EXERCISE REQUIREMENTS: If a line in the entries below contains "JSON", copy it.

*** Opening of DATASET CONTENT ***

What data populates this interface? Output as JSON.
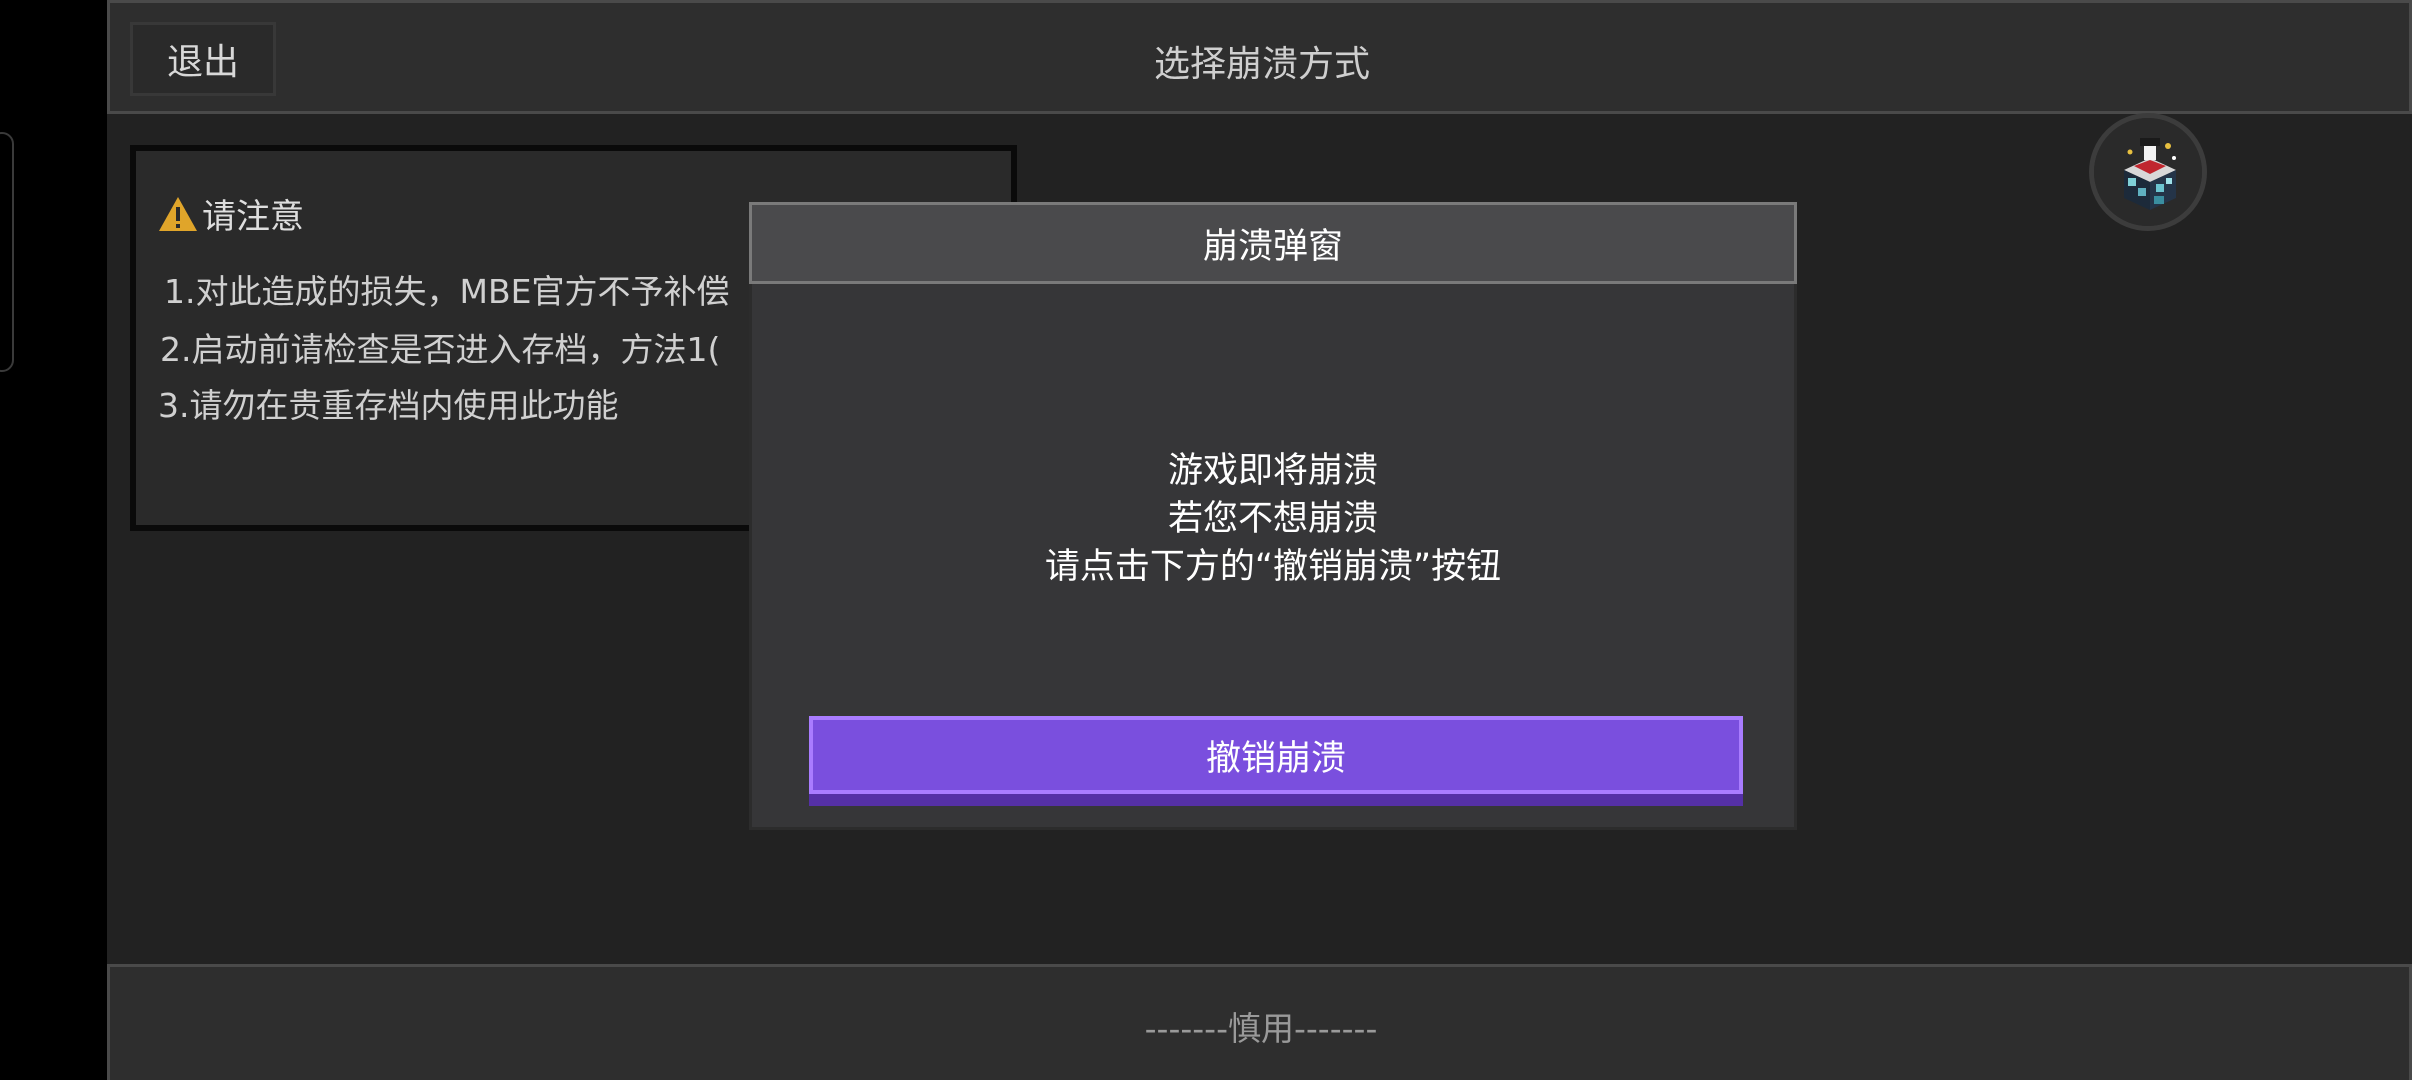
{
  "topbar": {
    "exit_label": "退出",
    "title": "选择崩溃方式"
  },
  "notice": {
    "title": "请注意",
    "lines": [
      "1.对此造成的损失，MBE官方不予补偿",
      "2.启动前请检查是否进入存档，方法1(",
      "3.请勿在贵重存档内使用此功能"
    ]
  },
  "dialog": {
    "title": "崩溃弹窗",
    "message": [
      "游戏即将崩溃",
      "若您不想崩溃",
      "请点击下方的“撤销崩溃”按钮"
    ],
    "cancel_label": "撤销崩溃"
  },
  "bottombar": {
    "label": "-------慎用-------"
  },
  "colors": {
    "accent": "#7a4fde",
    "accent_border": "#a97cff",
    "warning": "#e0a52a",
    "background": "#222222"
  },
  "icons": {
    "warning": "warning-icon",
    "avatar": "avatar-icon"
  }
}
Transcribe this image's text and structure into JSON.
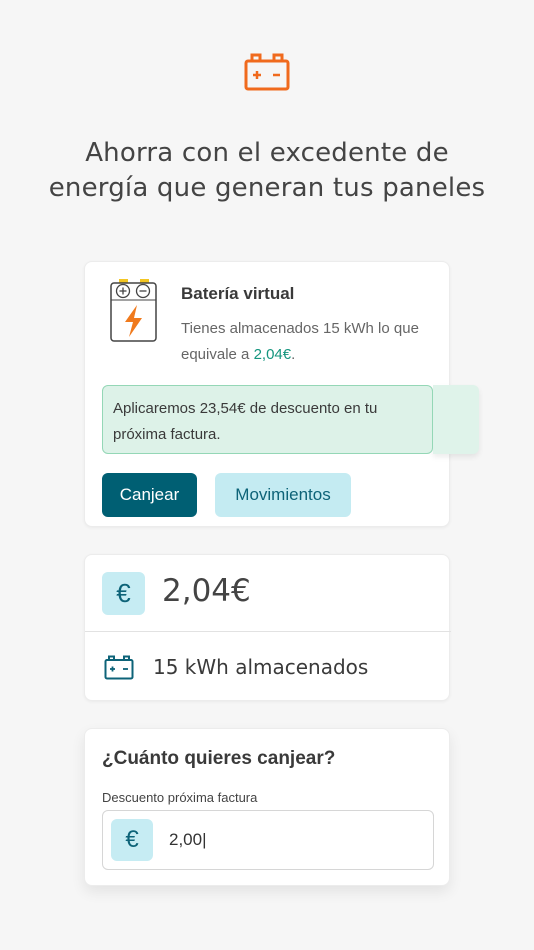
{
  "header": {
    "icon": "battery-icon",
    "headline_line1": "Ahorra con el excedente de",
    "headline_line2": "energía que generan tus paneles"
  },
  "battery_card": {
    "icon": "battery-lightning-icon",
    "title": "Batería virtual",
    "desc_prefix": "Tienes almacenados 15 kWh lo que equivale a ",
    "desc_amount": "2,04€",
    "desc_suffix": ".",
    "notice": "Aplicaremos 23,54€ de descuento en tu próxima factura.",
    "redeem_button": "Canjear",
    "movements_button": "Movimientos"
  },
  "balance_card": {
    "euro_symbol": "€",
    "amount": "2,04€",
    "kwh_icon": "battery-icon",
    "kwh_label": "15 kWh almacenados"
  },
  "redeem_form": {
    "title": "¿Cuánto quieres canjear?",
    "field_label": "Descuento próxima factura",
    "currency_symbol": "€",
    "value": "2,00|"
  },
  "colors": {
    "accent_orange": "#f06a1d",
    "primary_teal": "#005f73",
    "light_teal": "#c4ebf2",
    "success_green": "#14957e",
    "notice_bg": "#ddf2e8"
  }
}
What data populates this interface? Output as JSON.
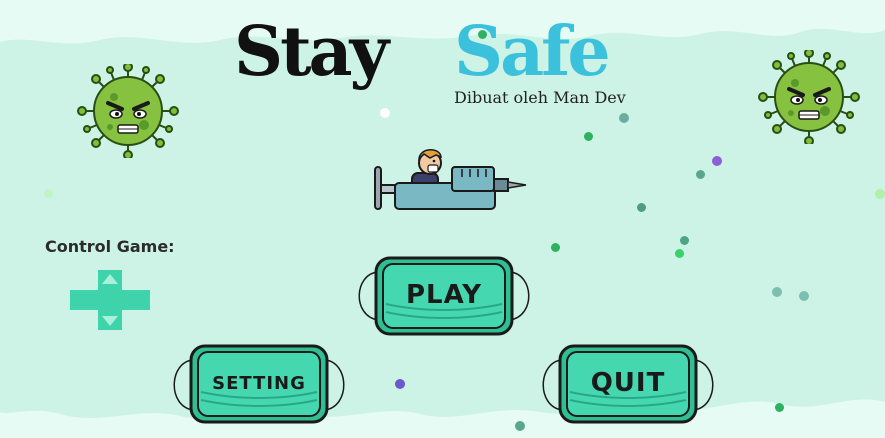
{
  "title": {
    "part1": "Stay",
    "part2": "Safe",
    "subtitle": "Dibuat oleh Man Dev"
  },
  "controls": {
    "label": "Control Game:"
  },
  "menu": {
    "play_label": "PLAY",
    "setting_label": "SETTING",
    "quit_label": "QUIT"
  },
  "colors": {
    "background": "#cdf3e6",
    "title_dark": "#111111",
    "title_accent": "#3cc1dd",
    "mask_fill": "#3fd3ab",
    "mask_border": "#1a1a1a",
    "dpad": "#3fd3ab",
    "virus": "#7fbf3a"
  }
}
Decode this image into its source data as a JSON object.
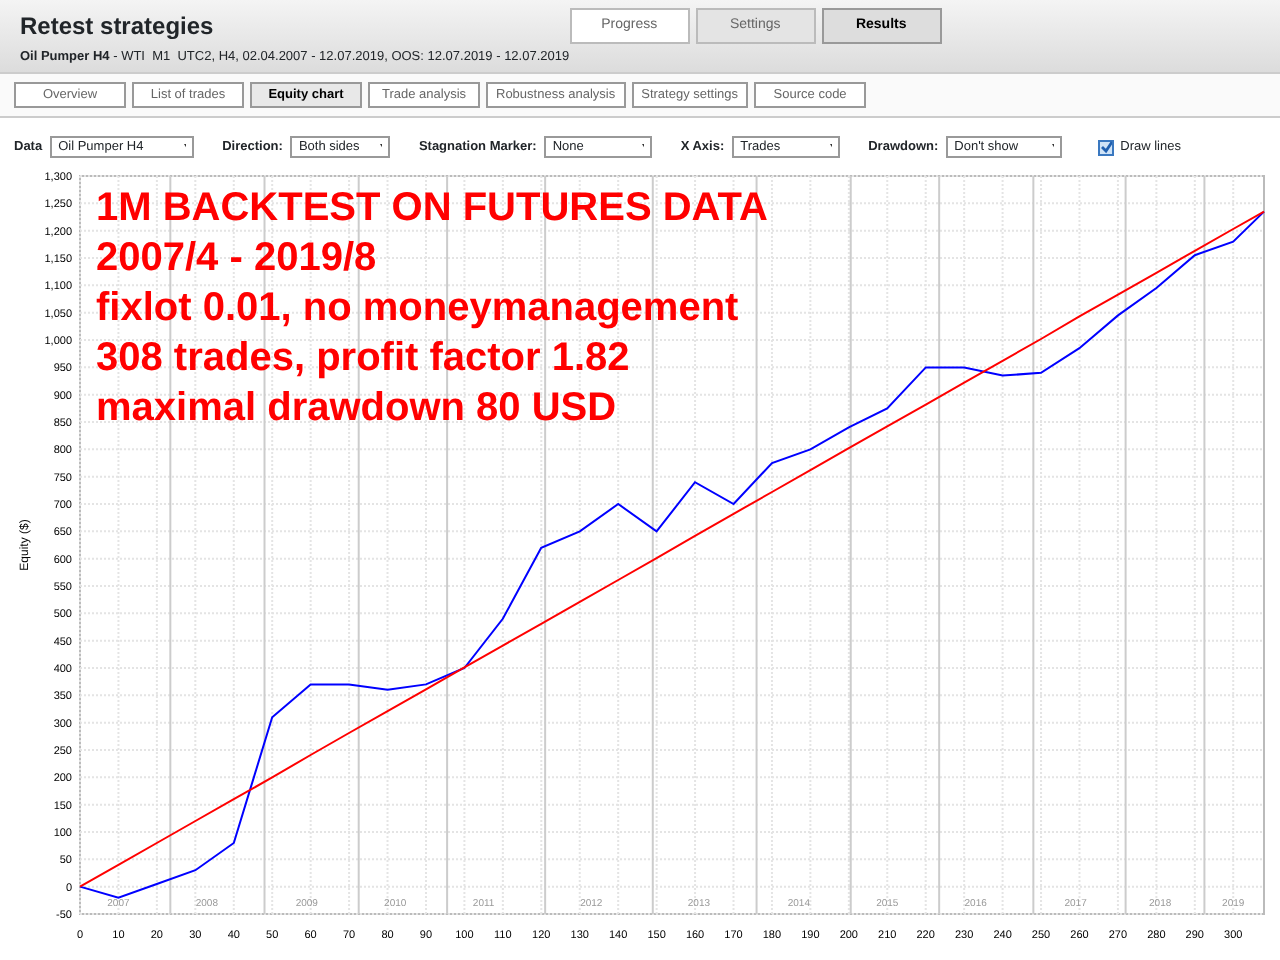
{
  "header": {
    "title": "Retest strategies",
    "subtitle": "**Oil Pumper H4** - WTI  M1  UTC2, H4, 02.04.2007 - 12.07.2019, OOS: 12.07.2019 - 12.07.2019"
  },
  "mode_buttons": [
    {
      "label": "Progress",
      "selected": false
    },
    {
      "label": "Settings",
      "selected": false
    },
    {
      "label": "Results",
      "selected": true
    }
  ],
  "tabs": [
    {
      "label": "Overview",
      "selected": false
    },
    {
      "label": "List of trades",
      "selected": false
    },
    {
      "label": "Equity chart",
      "selected": true
    },
    {
      "label": "Trade analysis",
      "selected": false
    },
    {
      "label": "Robustness analysis",
      "selected": false
    },
    {
      "label": "Strategy settings",
      "selected": false
    },
    {
      "label": "Source code",
      "selected": false
    }
  ],
  "controls": [
    {
      "kind": "select",
      "label": "Data",
      "value": "Oil Pumper H4"
    },
    {
      "kind": "select",
      "label": "Direction:",
      "value": "Both sides"
    },
    {
      "kind": "select",
      "label": "Stagnation Marker:",
      "value": "None"
    },
    {
      "kind": "select",
      "label": "X Axis:",
      "value": "Trades"
    },
    {
      "kind": "select",
      "label": "Drawdown:",
      "value": "Don't show"
    },
    {
      "kind": "checkbox",
      "label": "Draw lines",
      "checked": true
    }
  ],
  "overlay_text": [
    "1M BACKTEST ON FUTURES DATA",
    "2007/4 - 2019/8",
    "fixlot 0.01, no moneymanagement",
    "308 trades, profit factor 1.82",
    "maximal drawdown 80 USD"
  ],
  "chart_data": {
    "type": "line",
    "ylabel": "Equity ($)",
    "x": [
      0,
      10,
      20,
      30,
      40,
      50,
      60,
      70,
      80,
      90,
      100,
      110,
      120,
      130,
      140,
      150,
      160,
      170,
      180,
      190,
      200,
      210,
      220,
      230,
      240,
      250,
      260,
      270,
      280,
      290,
      300,
      308
    ],
    "series": [
      {
        "color": "#0000ff",
        "values": [
          0,
          -20,
          5,
          30,
          80,
          310,
          370,
          370,
          360,
          370,
          400,
          490,
          620,
          650,
          700,
          650,
          740,
          700,
          775,
          800,
          840,
          875,
          950,
          950,
          935,
          940,
          985,
          1045,
          1095,
          1155,
          1180,
          1235
        ]
      },
      {
        "color": "#ff0000",
        "values": [
          0,
          40,
          80,
          120,
          160,
          200,
          241,
          281,
          321,
          361,
          401,
          441,
          481,
          521,
          561,
          601,
          642,
          682,
          722,
          762,
          802,
          842,
          882,
          922,
          962,
          1002,
          1043,
          1083,
          1123,
          1163,
          1203,
          1235
        ]
      }
    ],
    "grid": true,
    "xlim": [
      0,
      308
    ],
    "ylim": [
      -50,
      1300
    ],
    "xticks": [
      0,
      10,
      20,
      30,
      40,
      50,
      60,
      70,
      80,
      90,
      100,
      110,
      120,
      130,
      140,
      150,
      160,
      170,
      180,
      190,
      200,
      210,
      220,
      230,
      240,
      250,
      260,
      270,
      280,
      290,
      300
    ],
    "yticks": [
      -50,
      0,
      50,
      100,
      150,
      200,
      250,
      300,
      350,
      400,
      450,
      500,
      550,
      600,
      650,
      700,
      750,
      800,
      850,
      900,
      950,
      {
        "value": 1000,
        "label": "1,000"
      },
      {
        "value": 1050,
        "label": "1,050"
      },
      {
        "value": 1100,
        "label": "1,100"
      },
      {
        "value": 1150,
        "label": "1,150"
      },
      {
        "value": 1200,
        "label": "1,200"
      },
      {
        "value": 1250,
        "label": "1,250"
      },
      {
        "value": 1300,
        "label": "1,300"
      }
    ],
    "annotations": [
      "2007",
      "2008",
      "2009",
      "2010",
      "2011",
      "2012",
      "2013",
      "2014",
      "2015",
      "2016",
      "2017",
      "2018",
      "2019"
    ]
  }
}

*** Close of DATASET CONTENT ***

SOLUTION TO THE PROBLEM:
What data populates this interface? Output as JSON.
Transcribe this image's text and structure into JSON.
What data populates this interface? Output as JSON.
Decode this image into its source data as a JSON object.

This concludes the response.